            • Bails17

              He has a plus LF arm…and is accurate.  But I would say it is a PLUS arm altogether.  He would have a below average arm in RF for sure.

            • Kyle

              His range isn’t nearly as bad as Cubs fans seem to think. He sucks at going back on balls and he’s had some high-profile gaffes (mostly because of the stupid little hop), but he gets to a lot of balls compared to most LFers. He moves decently laterally and is pretty solid at coming in on balls.

              Being a good defensive LFer is not a high standard. I mean, look around at the NL Central. I’d still take Soriano’s defense over Braun or Lee, and maybe even a smidge ahead of Holliday’s.

              • Bails17

                His range isn’t near as bad as the routes he takes to balls.  I just can’t remember the last time I saw him make a great play out there other than throwing a few guys out at the plate.

        • http://cubbiescrib.com Luke

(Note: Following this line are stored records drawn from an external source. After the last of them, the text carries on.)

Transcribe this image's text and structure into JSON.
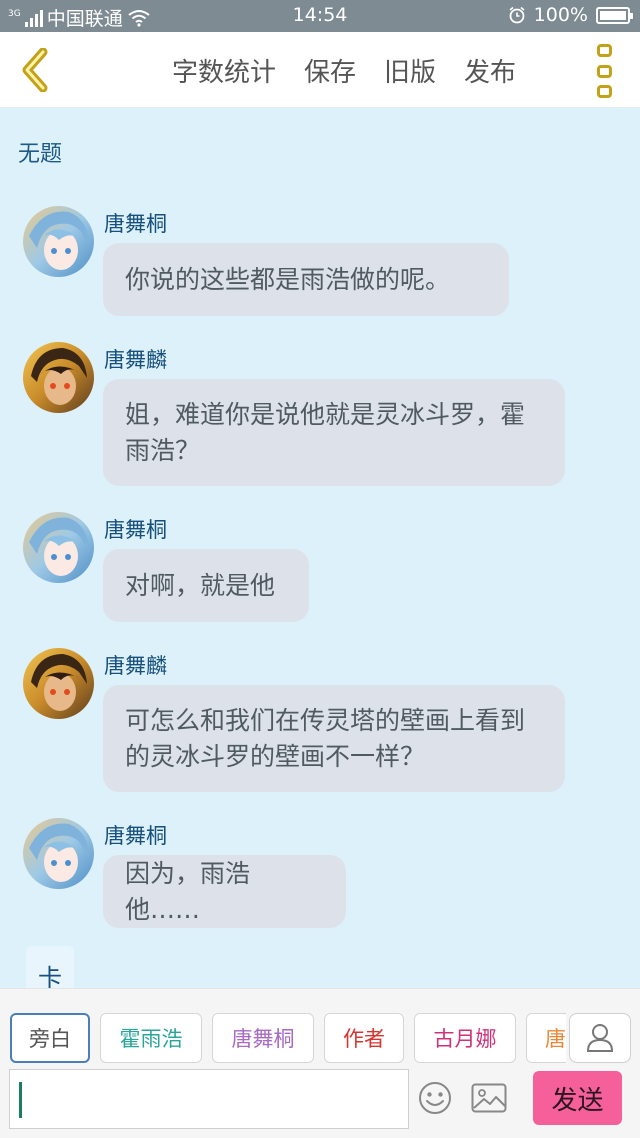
{
  "status_bar": {
    "network_tag": "3G",
    "carrier": "中国联通",
    "time": "14:54",
    "battery": "100%"
  },
  "toolbar": {
    "back_icon": "chevron-left-icon",
    "actions": [
      "字数统计",
      "保存",
      "旧版",
      "发布"
    ],
    "more_icon": "more-vertical-icon"
  },
  "document": {
    "title": "无题"
  },
  "messages": [
    {
      "speaker": "唐舞桐",
      "avatar": "tang-wutong-avatar",
      "text": "你说的这些都是雨浩做的呢。"
    },
    {
      "speaker": "唐舞麟",
      "avatar": "tang-wulin-avatar",
      "text": "姐，难道你是说他就是灵冰斗罗，霍雨浩？"
    },
    {
      "speaker": "唐舞桐",
      "avatar": "tang-wutong-avatar",
      "text": "对啊，就是他"
    },
    {
      "speaker": "唐舞麟",
      "avatar": "tang-wulin-avatar",
      "text": "可怎么和我们在传灵塔的壁画上看到的灵冰斗罗的壁画不一样？"
    },
    {
      "speaker": "唐舞桐",
      "avatar": "tang-wutong-avatar",
      "text": "因为，雨浩他……"
    }
  ],
  "card_tab": "卡",
  "roles": [
    {
      "label": "旁白",
      "color": "#555555"
    },
    {
      "label": "霍雨浩",
      "color": "#2aa59a"
    },
    {
      "label": "唐舞桐",
      "color": "#a86bc4"
    },
    {
      "label": "作者",
      "color": "#d9332f"
    },
    {
      "label": "古月娜",
      "color": "#d0327a"
    },
    {
      "label": "唐舞麟",
      "color": "#e8893a"
    }
  ],
  "composer": {
    "input_value": "",
    "send_label": "发送",
    "emoji_icon": "smiley-icon",
    "image_icon": "image-icon",
    "profile_icon": "user-icon"
  },
  "colors": {
    "accent": "#f5609a",
    "back_icon": "#c3a21a",
    "speaker_name": "#17507c",
    "background": "#ddf1fb"
  }
}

          No, Baseball Reference does not say that his defense was slightly above average last year. From Soriano’s BR page (http://www.baseball-reference.com/players/s/soriaal01.shtml) :

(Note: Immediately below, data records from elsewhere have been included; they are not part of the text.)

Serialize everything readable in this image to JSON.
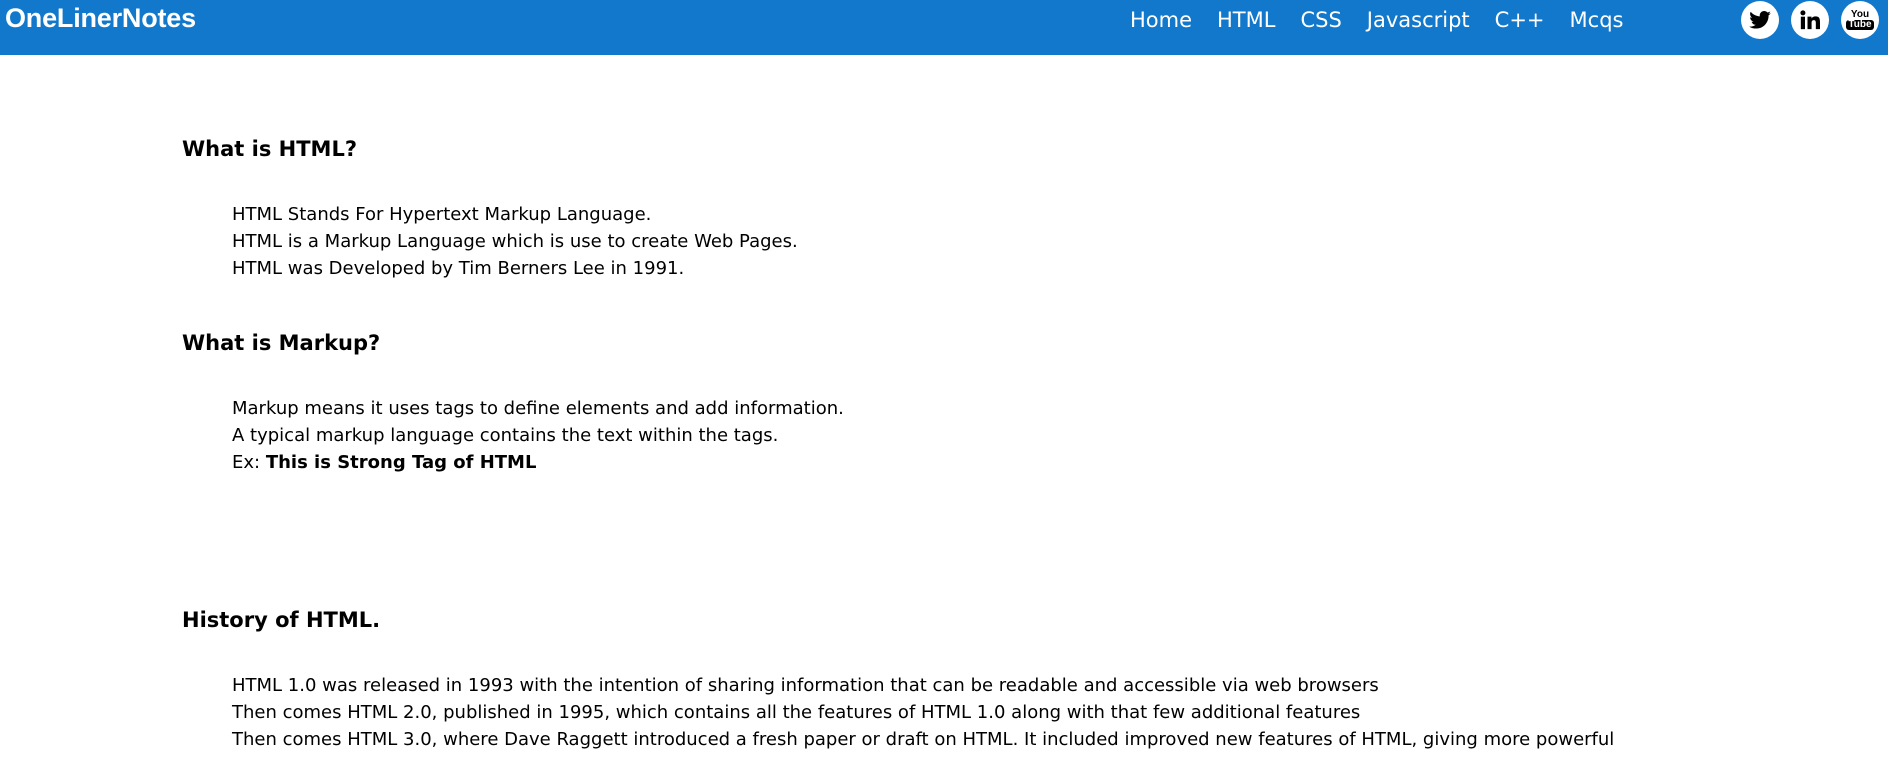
{
  "brand": {
    "name": "OneLinerNotes",
    "color": "#1178cb"
  },
  "nav": {
    "items": [
      {
        "label": "Home"
      },
      {
        "label": "HTML"
      },
      {
        "label": "CSS"
      },
      {
        "label": "Javascript"
      },
      {
        "label": "C++"
      },
      {
        "label": "Mcqs"
      }
    ]
  },
  "social": {
    "icons": [
      "twitter-icon",
      "linkedin-icon",
      "youtube-icon"
    ],
    "youtube_top": "You",
    "youtube_bottom": "Tube"
  },
  "sections": [
    {
      "title": "What is HTML?",
      "points": [
        "HTML Stands For Hypertext Markup Language.",
        "HTML is a Markup Language which is use to create Web Pages.",
        "HTML was Developed by Tim Berners Lee in 1991."
      ]
    },
    {
      "title": "What is Markup?",
      "points": [
        "Markup means it uses tags to define elements and add information.",
        "A typical markup language contains the text within the tags."
      ],
      "example_prefix": "Ex: ",
      "example_strong": "This is Strong Tag of HTML"
    },
    {
      "title": "History of HTML.",
      "points": [
        "HTML 1.0 was released in 1993 with the intention of sharing information that can be readable and accessible via web browsers",
        "Then comes HTML 2.0, published in 1995, which contains all the features of HTML 1.0 along with that few additional features",
        "Then comes HTML 3.0, where Dave Raggett introduced a fresh paper or draft on HTML. It included improved new features of HTML, giving more powerful"
      ]
    }
  ]
}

          RF/9 1.74
          Fld% .965
          RF/G 1.52

          League Averages
          RF/9 2.16
          Fld% .986
          RF/G 2.15

          • Kyle

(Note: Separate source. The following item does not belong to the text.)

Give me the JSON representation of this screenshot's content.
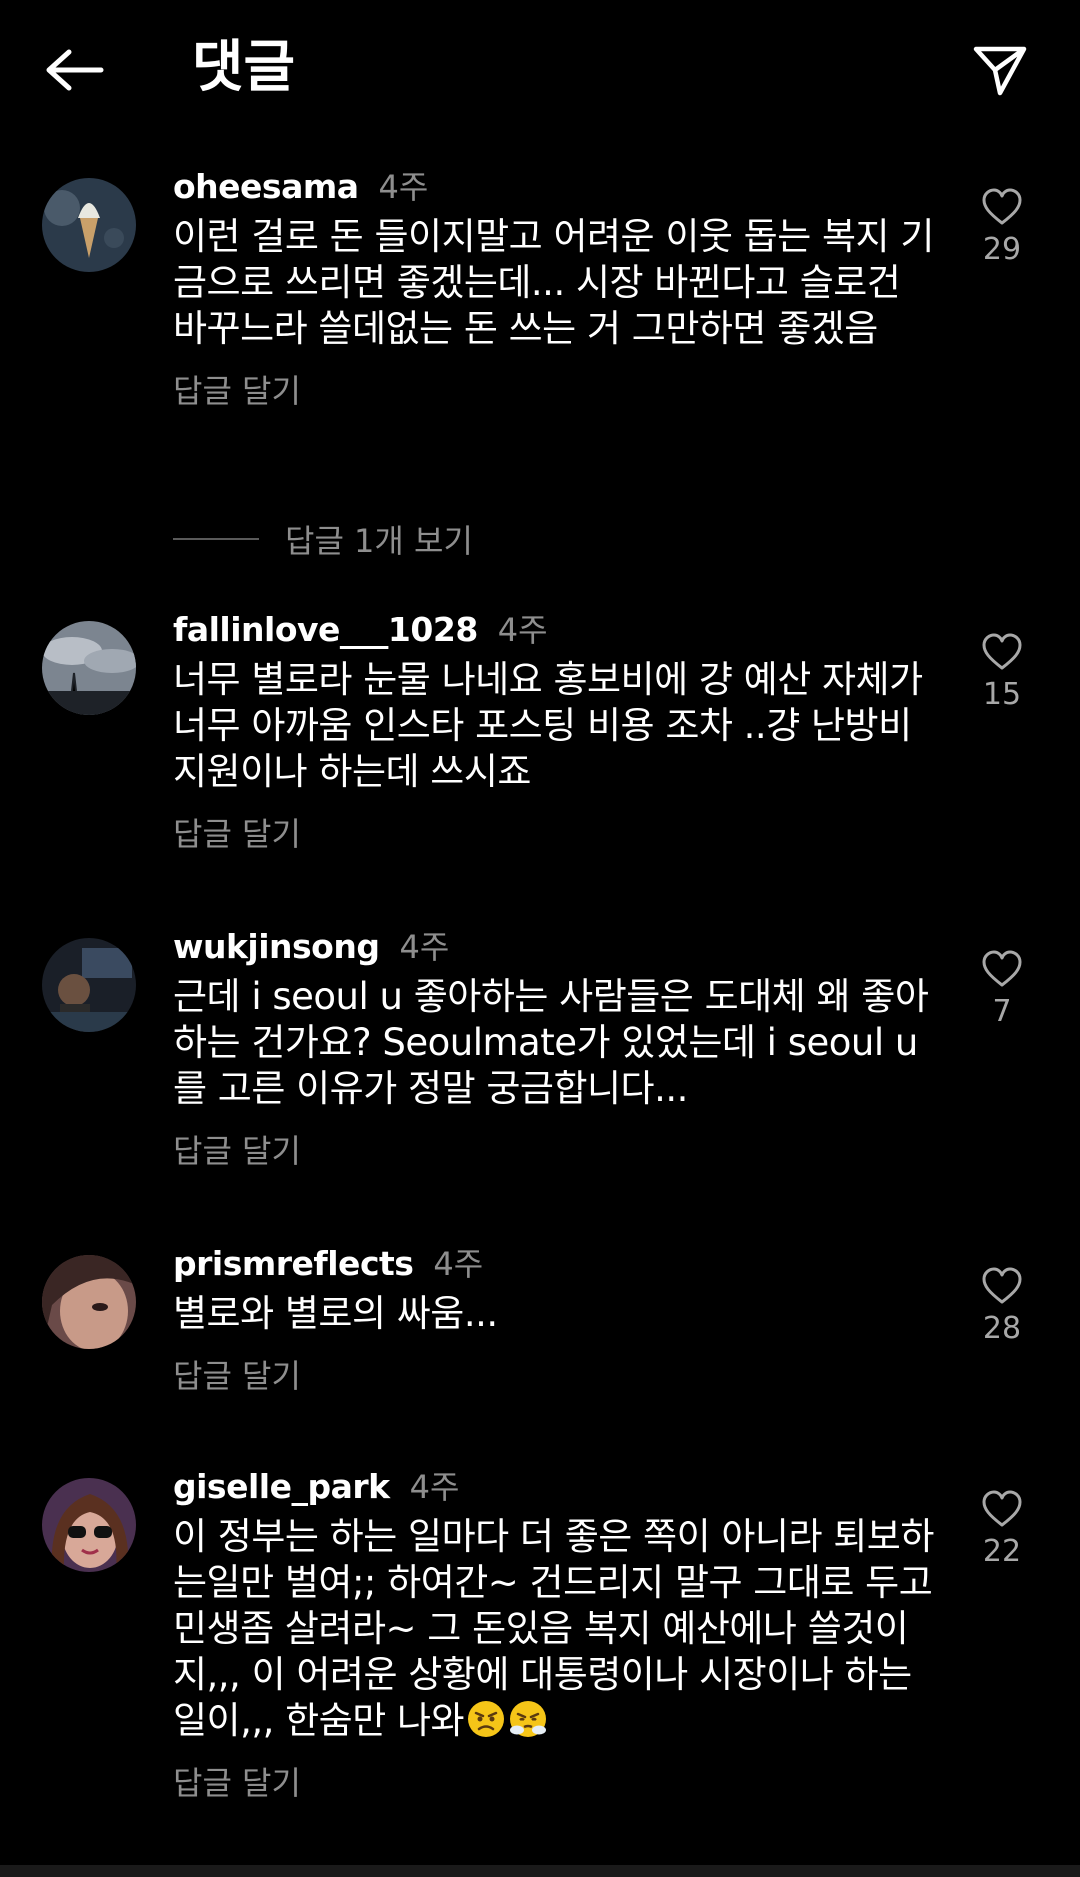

            None of those are particularly good measures of defense. Not that advanced defensive statistics are all that great, but they are better than range factor or fielding percentage (especially for outfielders). Baseball Reference’s Defensive Runs (based on Total Zone stats) had Soriano seven runs above average for a LFer last year. Fangraph’s UZR had him 3.4 runs above average. Pretty much all the major defensive metrics have him around average.

            Compared to other LFers around baseball, Soriano still has a plus arm and good lateral range. He’s awful at going back on balls but decent at coming in on them.

            I know Cubs fans love to hate Soriano, but their general dislike of him causes them to severely underestimate his defense.

            • http://www.bleachernation.com Brett

              I’m sure the defensive issues are slightly exaggerated because of (1) how infrequently (read: never) Soriano makes a tough play, and (2) how ridiculous he looks when he does try to make a tough play.

            • http://cubbiescrib.com Luke

              Last I checked (and its been awhile), UZR factors in a player’s defensive performance over three years. In a case like Soriano where we may be seeing a decline in their defense over that period (which is suggested by RF/G over the past three years), UZR may not tell the whole story right now. Like I said, though, its been a long while since I dug into the UZR methodologies and that may have changed since then.

              His Rtot of 7 is interesting. Most numbers that compare Soriano to Soriano across time shows a decline in his defense, but his Rtot says he had his best season in the field since 2007. To me, those two things don’t exactly agree.

              I do wonder if he would be better off playing deeper in left than he does. He comes in on a ball well and has made some very good plays in those situations Between that ability and his arm, I honestly wonder if he might not be better playing back another 10 feet or so to minimize what he has to do going back while playing into his strengths. He may not have the speed to make that work any more, but that approach could turn some balls that right now would be doubles over his head into singles.

          • hansman1982

            A fielding percentage below .980 for an outfielder should require the team take that outfielder behind the dugout and just put him out of his misery.

  • duck

    I think I read somewhere that Jed and Theo use this 1-5 grading system, too.

  • BetterNews

    My best guess is Soriano to Boston in exchange for Crawford

    • John

      There is really no logical reason why Boston would make that trade. Crawford had one down year, but is still a highly productive player. Soriano is mostly dead weight.

  • art

    the 2 or 3 teams who may be interested is no surprise.

  • ferrets bueller

    I really can’t see him being traded. But…how completely, ridiculously, utterly insane would it be to suggest moving him to 1B temporarily?